Nymphal life may be as short as two weeks or as long as two years, although an annual cycle is most common.

When growth is complete, the nymphal skin splits down the back and a winged form, called the subimago, emerges.

The subimago flies from the surface of the water to some sheltered resting place nearby. After an interval lasting from a few minutes to several days, but usually overnight, the skin is shed for the last time, and the imago, or adult stage, emerges.

Mayflies are the only insects that molt after developing functional wings. The subimago resembles the imago in overall appearance, although it is softer and duller in color than the adult.

Most people are familiar with the adult imago stage. This is also the stage fly fishermen try to mimic with artificial lures.

Mating takes place soon after the final molt into an imago. In most species, death ensues shortly after mating and oviposition (egg deposition).

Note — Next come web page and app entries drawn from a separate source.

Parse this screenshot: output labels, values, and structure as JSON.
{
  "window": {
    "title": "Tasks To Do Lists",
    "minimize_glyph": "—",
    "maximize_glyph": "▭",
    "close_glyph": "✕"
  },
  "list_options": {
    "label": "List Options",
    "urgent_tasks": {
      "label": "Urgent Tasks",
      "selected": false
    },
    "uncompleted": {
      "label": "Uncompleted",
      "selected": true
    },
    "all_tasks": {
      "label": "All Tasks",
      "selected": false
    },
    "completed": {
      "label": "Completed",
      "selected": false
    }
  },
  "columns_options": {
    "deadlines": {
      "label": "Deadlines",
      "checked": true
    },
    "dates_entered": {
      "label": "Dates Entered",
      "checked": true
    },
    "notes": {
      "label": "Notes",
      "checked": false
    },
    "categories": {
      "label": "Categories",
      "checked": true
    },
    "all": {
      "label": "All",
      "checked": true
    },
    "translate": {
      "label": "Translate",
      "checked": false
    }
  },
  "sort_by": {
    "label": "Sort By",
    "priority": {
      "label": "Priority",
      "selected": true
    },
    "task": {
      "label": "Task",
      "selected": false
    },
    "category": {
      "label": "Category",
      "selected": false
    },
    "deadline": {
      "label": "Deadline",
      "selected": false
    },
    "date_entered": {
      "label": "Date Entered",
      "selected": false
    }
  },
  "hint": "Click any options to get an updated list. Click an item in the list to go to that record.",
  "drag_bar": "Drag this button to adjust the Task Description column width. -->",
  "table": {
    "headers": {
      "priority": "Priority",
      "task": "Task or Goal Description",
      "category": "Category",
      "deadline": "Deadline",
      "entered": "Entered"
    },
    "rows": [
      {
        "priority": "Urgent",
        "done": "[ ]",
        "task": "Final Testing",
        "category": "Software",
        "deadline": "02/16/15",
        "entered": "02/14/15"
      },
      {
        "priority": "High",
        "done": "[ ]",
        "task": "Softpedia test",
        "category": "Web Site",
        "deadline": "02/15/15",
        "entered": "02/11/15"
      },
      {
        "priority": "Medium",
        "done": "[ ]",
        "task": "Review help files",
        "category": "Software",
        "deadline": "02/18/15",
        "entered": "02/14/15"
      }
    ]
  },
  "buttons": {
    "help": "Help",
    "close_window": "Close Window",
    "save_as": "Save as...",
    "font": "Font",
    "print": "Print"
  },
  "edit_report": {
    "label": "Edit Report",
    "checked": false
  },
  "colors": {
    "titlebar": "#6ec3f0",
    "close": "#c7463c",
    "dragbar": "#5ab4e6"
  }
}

Winged existence may last only a few hours, although some males may live long enough to engage in mating flights on two successive days. Mayflies are interesting insects without a doubt, and their flights provide food for multiple species. Within a matter of days it is an all-you-can-eat buffet for fish, frogs, birds, you name it.